Craig: The Dolly Vardens, Philadelphia's 19th-century all-black women baseball teams
From Mary Craig at Beyond the Box Score on October 12, 2017:
t was shortly after a New York party in the early years of the 1880s that the world first became acquainted with Lize Taylor, one of North America’s best chewing gum salespeople. As with many origins of fame, this one was a product of both happenstance and the mechanistic gears of history.
Taylor, a former slave, escaped to the Loch Lomond region of Canada shortly after the Civil War, where she found a job selling chewing gum. One day, she was approached by a party of businessmen and their wives, on vacation from New York. One of the businessmen, so the story goes, had always detested his wife’s penchant for the Dolly Varden style of dress and took the meeting of Taylor as an opportunity to prank his wife. He dressed Taylor up in the brightest Dolly Varden dress he could procure and set her upon his wife the following day. What a shock it was to her to be asked to buy gum from a Black woman in a Dolly Varden dress!

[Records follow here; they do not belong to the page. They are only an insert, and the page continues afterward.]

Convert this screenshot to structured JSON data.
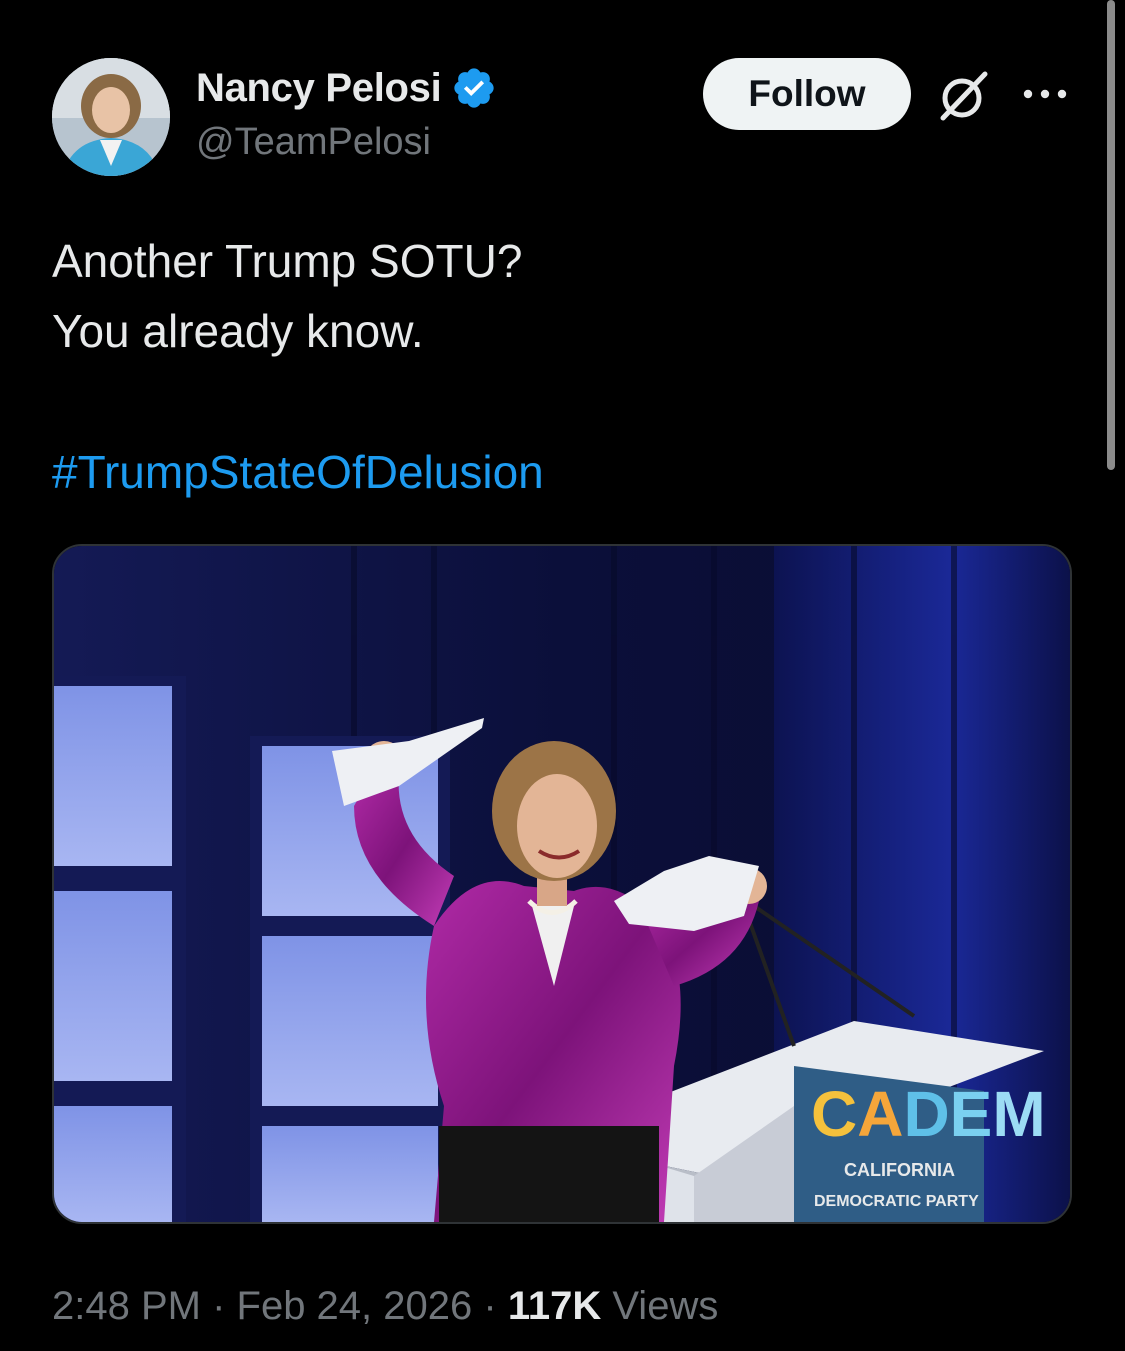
{
  "author": {
    "name": "Nancy Pelosi",
    "handle": "@TeamPelosi",
    "verified": true
  },
  "header": {
    "follow_label": "Follow",
    "grok_icon": "grok-icon",
    "more_icon": "more-options-icon"
  },
  "tweet": {
    "lines": [
      "Another Trump SOTU?",
      "You already know."
    ],
    "hashtag": "#TrumpStateOfDelusion"
  },
  "media": {
    "podium_logo": "CADEM",
    "podium_subtitle": "CALIFORNIA",
    "podium_subtitle2": "DEMOCRATIC PARTY"
  },
  "meta": {
    "time": "2:48 PM",
    "separator": " · ",
    "date": "Feb 24, 2026",
    "views_count": "117K",
    "views_label": " Views"
  },
  "colors": {
    "background": "#000000",
    "text": "#e7e9ea",
    "secondary": "#71767b",
    "link": "#1d9bf0",
    "verified": "#1d9bf0",
    "follow_bg": "#eff3f4"
  }
}
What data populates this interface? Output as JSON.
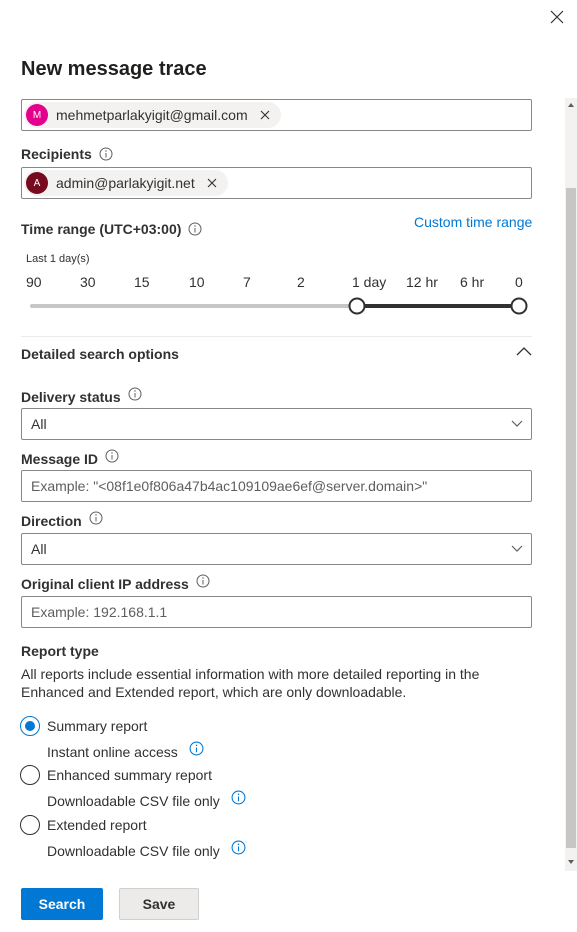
{
  "panel": {
    "title": "New message trace"
  },
  "senders": {
    "items": [
      {
        "initial": "M",
        "email": "mehmetparlakyigit@gmail.com",
        "color": "#e3008c"
      }
    ]
  },
  "recipients": {
    "label": "Recipients",
    "items": [
      {
        "initial": "A",
        "email": "admin@parlakyigit.net",
        "color": "#750b1c"
      }
    ]
  },
  "time_range": {
    "label": "Time range (UTC+03:00)",
    "custom_link": "Custom time range",
    "current_text": "Last 1 day(s)",
    "ticks": [
      "90",
      "30",
      "15",
      "10",
      "7",
      "2",
      "1 day",
      "12 hr",
      "6 hr",
      "0"
    ],
    "selected_start": "1 day",
    "selected_end": "0"
  },
  "detailed": {
    "title": "Detailed search options",
    "delivery_status": {
      "label": "Delivery status",
      "value": "All"
    },
    "message_id": {
      "label": "Message ID",
      "placeholder": "Example: \"<08f1e0f806a47b4ac109109ae6ef@server.domain>\""
    },
    "direction": {
      "label": "Direction",
      "value": "All"
    },
    "client_ip": {
      "label": "Original client IP address",
      "placeholder": "Example: 192.168.1.1"
    }
  },
  "report_type": {
    "label": "Report type",
    "description": "All reports include essential information with more detailed reporting in the Enhanced and Extended report, which are only downloadable.",
    "options": [
      {
        "label": "Summary report",
        "sub": "Instant online access",
        "checked": true
      },
      {
        "label": "Enhanced summary report",
        "sub": "Downloadable CSV file only",
        "checked": false
      },
      {
        "label": "Extended report",
        "sub": "Downloadable CSV file only",
        "checked": false
      }
    ]
  },
  "actions": {
    "search_label": "Search",
    "save_label": "Save"
  },
  "colors": {
    "accent": "#0078d4",
    "text": "#323130"
  }
}
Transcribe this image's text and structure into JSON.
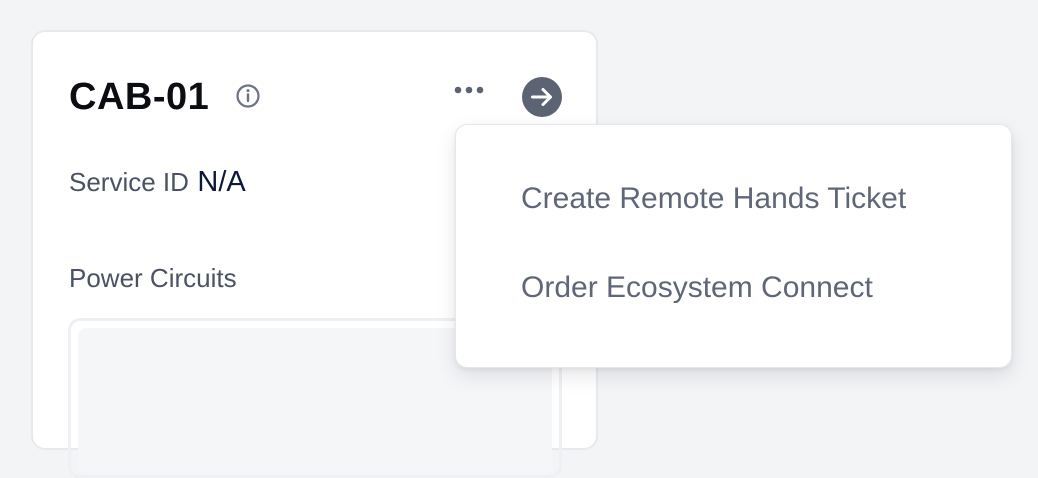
{
  "card": {
    "title": "CAB-01",
    "service_id_label": "Service ID",
    "service_id_value": "N/A",
    "power_circuits_label": "Power Circuits"
  },
  "icons": {
    "info": "info-icon",
    "more": "more-horizontal-icon",
    "arrow": "arrow-right-circle-icon"
  },
  "menu": {
    "items": [
      {
        "label": "Create Remote Hands Ticket"
      },
      {
        "label": "Order Ecosystem Connect"
      }
    ]
  },
  "colors": {
    "page_background": "#f3f4f6",
    "title": "#0b0d12",
    "label": "#4a5263",
    "value": "#0c1838",
    "menu_text": "#5f6678",
    "arrow_button": "#5c6474"
  }
}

A timely photographer snapped a picture of the pair, and Lize Taylor soon became known across America as the “Black Dolly Varden,” beloved for the absurdity of it all.
While the country became fascinated by this one Black Dolly Varden, a thousand miles southeast of Loch Lomond, in Pennsylvania, eighteen other Black Dolly Vardens were making names for themselves, not as gum salespeople but as baseball players.
This page was last updated October 12, 2017 at 12:21 pm MST.